*How to complete this task*.
Set down each of the records below exactly as it reads. No pictures go into the copy.

--

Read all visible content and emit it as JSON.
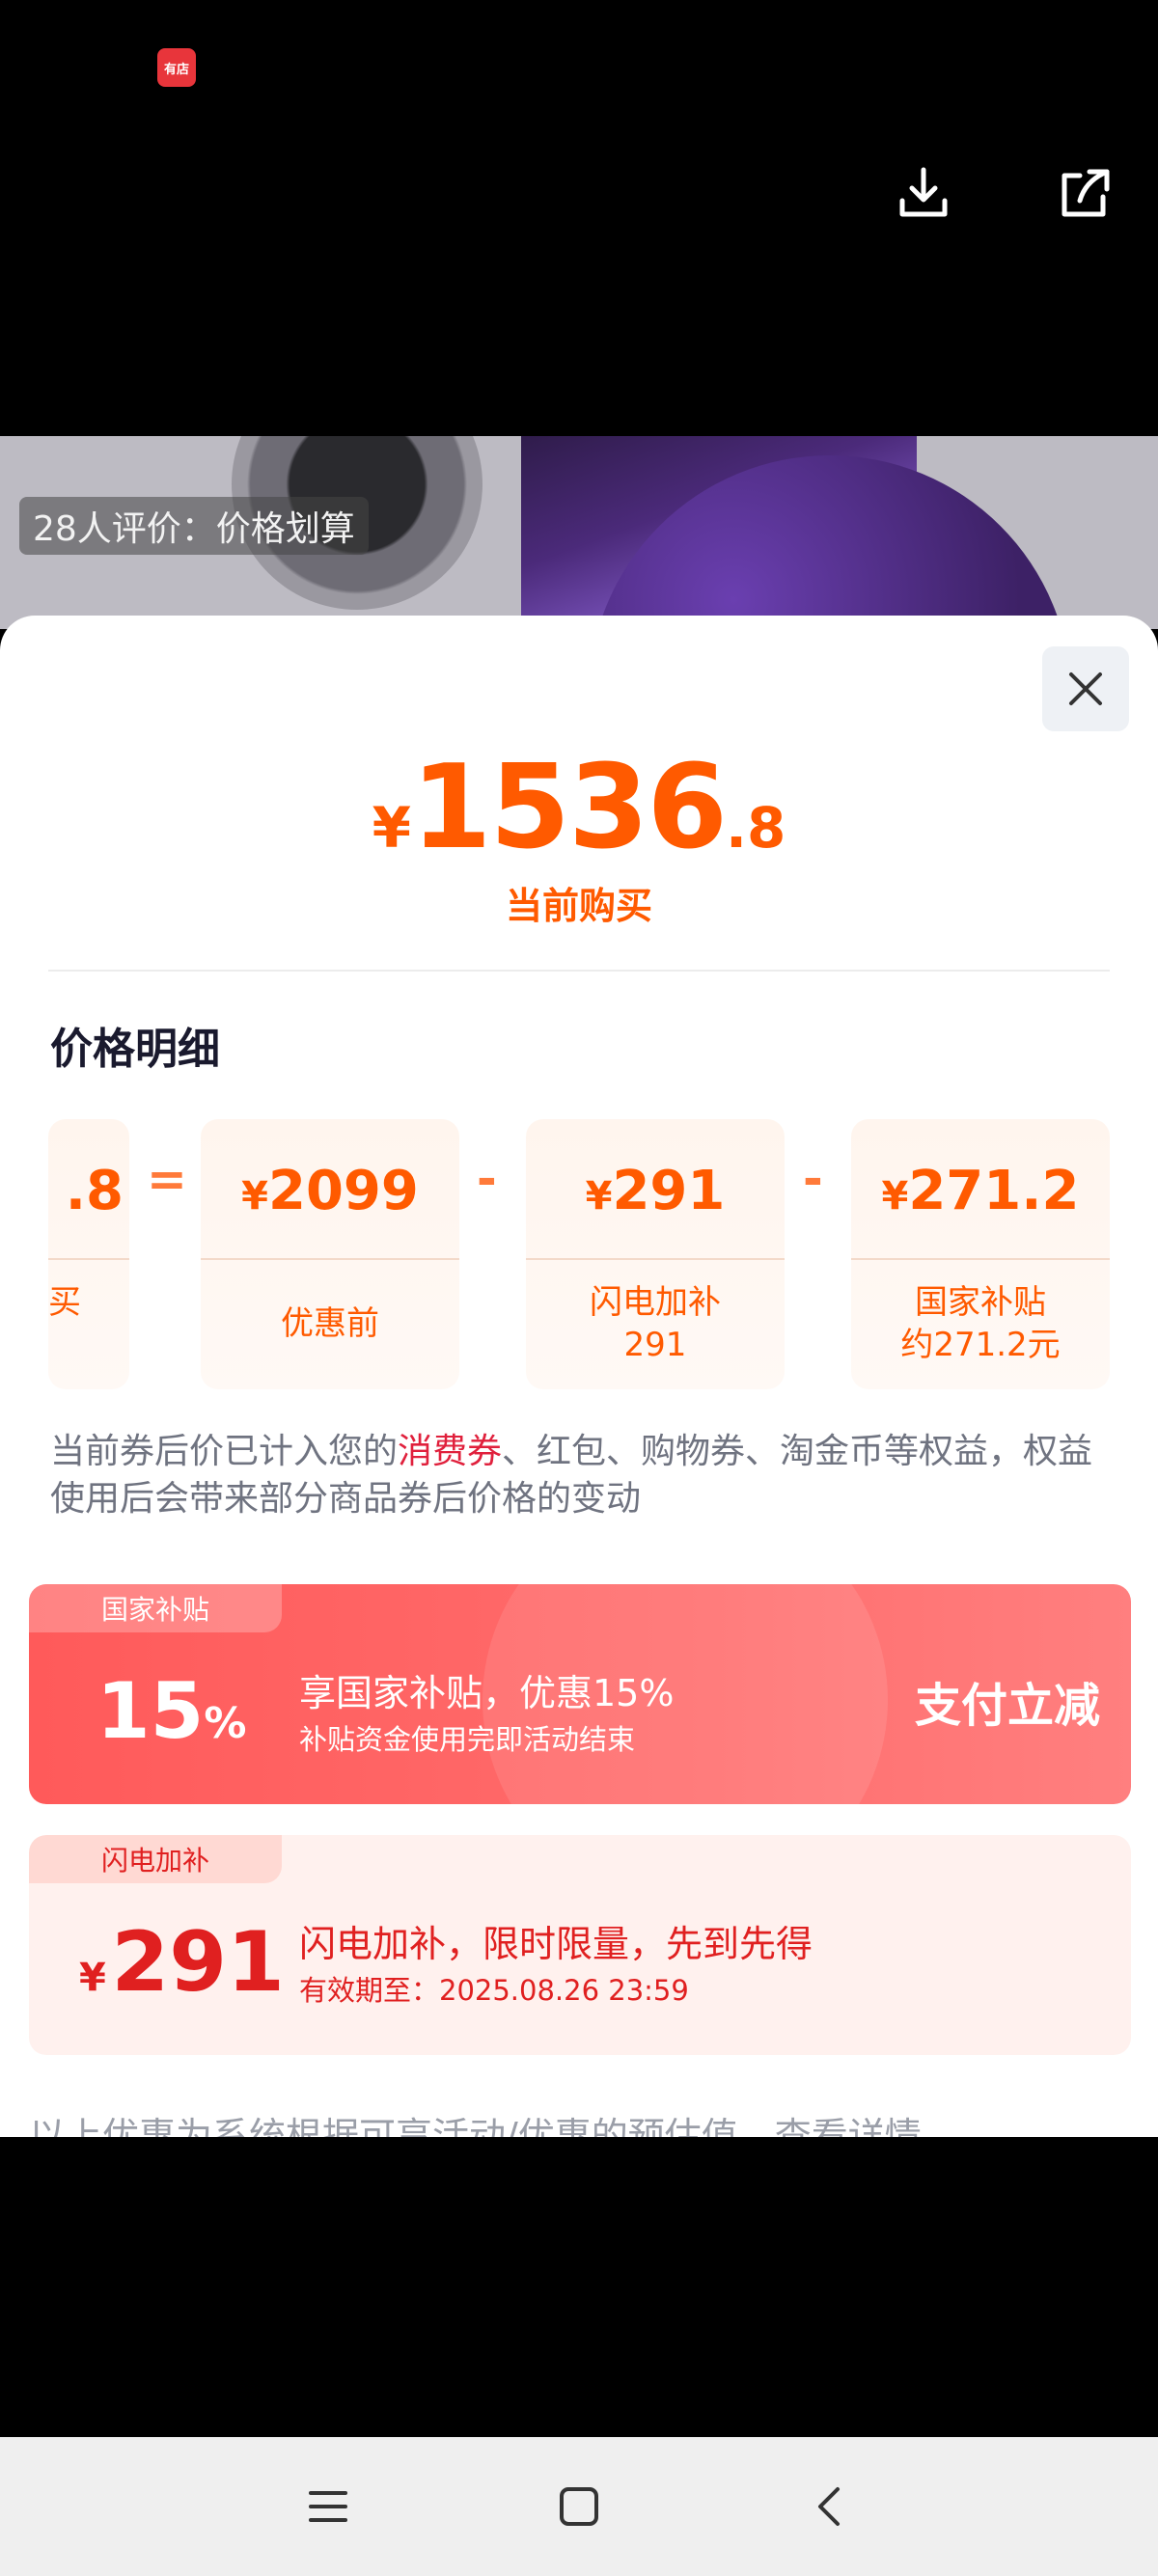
{
  "app": {
    "logo_text": "有店"
  },
  "product": {
    "review_badge": "28人评价：价格划算"
  },
  "sheet": {
    "price": {
      "symbol": "¥",
      "integer": "1536",
      "decimal": ".8",
      "label": "当前购买"
    },
    "detail_title": "价格明细",
    "breakdown": {
      "partial": {
        "value": ".8",
        "label": "买"
      },
      "ops": [
        "=",
        "-",
        "-"
      ],
      "items": [
        {
          "symbol": "¥",
          "value": "2099",
          "label": "优惠前"
        },
        {
          "symbol": "¥",
          "value": "291",
          "label_line1": "闪电加补",
          "label_line2": "291"
        },
        {
          "symbol": "¥",
          "value": "271.2",
          "label_line1": "国家补贴",
          "label_line2": "约271.2元"
        }
      ]
    },
    "notice": {
      "before": "当前券后价已计入您的",
      "highlight": "消费券",
      "after": "、红包、购物券、淘金币等权益，权益使用后会带来部分商品券后价格的变动"
    },
    "subsidy_card": {
      "tab": "国家补贴",
      "percent_number": "15",
      "percent_sign": "%",
      "title": "享国家补贴，优惠15%",
      "subtitle": "补贴资金使用完即活动结束",
      "action": "支付立减"
    },
    "flash_card": {
      "tab": "闪电加补",
      "symbol": "¥",
      "amount": "291",
      "title": "闪电加补，限时限量，先到先得",
      "validity": "有效期至：2025.08.26 23:59"
    },
    "cut_text": "以上优惠为系统根据可享活动/优惠的预估值，查看详情"
  },
  "icons": {
    "download": "download-icon",
    "share": "share-icon",
    "close": "close-icon",
    "menu": "menu-icon",
    "home": "home-icon",
    "back": "back-icon"
  },
  "colors": {
    "accent": "#ff5a00",
    "red": "#e02020",
    "subsidy": "#ff6b6b"
  }
}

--

*Answer section*.
Read all visible content and emit it as JSON.
{
  "app": {
    "logo_text": "有店"
  },
  "product": {
    "review_badge": "28人评价：价格划算"
  },
  "sheet": {
    "price": {
      "symbol": "¥",
      "integer": "1536",
      "decimal": ".8",
      "label": "当前购买"
    },
    "detail_title": "价格明细",
    "breakdown": {
      "partial": {
        "value": ".8",
        "label": "买"
      },
      "ops": [
        "=",
        "-",
        "-"
      ],
      "items": [
        {
          "symbol": "¥",
          "value": "2099",
          "label": "优惠前"
        },
        {
          "symbol": "¥",
          "value": "291",
          "label_line1": "闪电加补",
          "label_line2": "291"
        },
        {
          "symbol": "¥",
          "value": "271.2",
          "label_line1": "国家补贴",
          "label_line2": "约271.2元"
        }
      ]
    },
    "notice": {
      "before": "当前券后价已计入您的",
      "highlight": "消费券",
      "after": "、红包、购物券、淘金币等权益，权益使用后会带来部分商品券后价格的变动"
    },
    "subsidy_card": {
      "tab": "国家补贴",
      "percent_number": "15",
      "percent_sign": "%",
      "title": "享国家补贴，优惠15%",
      "subtitle": "补贴资金使用完即活动结束",
      "action": "支付立减"
    },
    "flash_card": {
      "tab": "闪电加补",
      "symbol": "¥",
      "amount": "291",
      "title": "闪电加补，限时限量，先到先得",
      "validity": "有效期至：2025.08.26 23:59"
    },
    "cut_text": "以上优惠为系统根据可享活动/优惠的预估值，查看详情"
  },
  "icons": {
    "download": "download-icon",
    "share": "share-icon",
    "close": "close-icon",
    "menu": "menu-icon",
    "home": "home-icon",
    "back": "back-icon"
  },
  "colors": {
    "accent": "#ff5a00",
    "red": "#e02020",
    "subsidy": "#ff6b6b"
  }
}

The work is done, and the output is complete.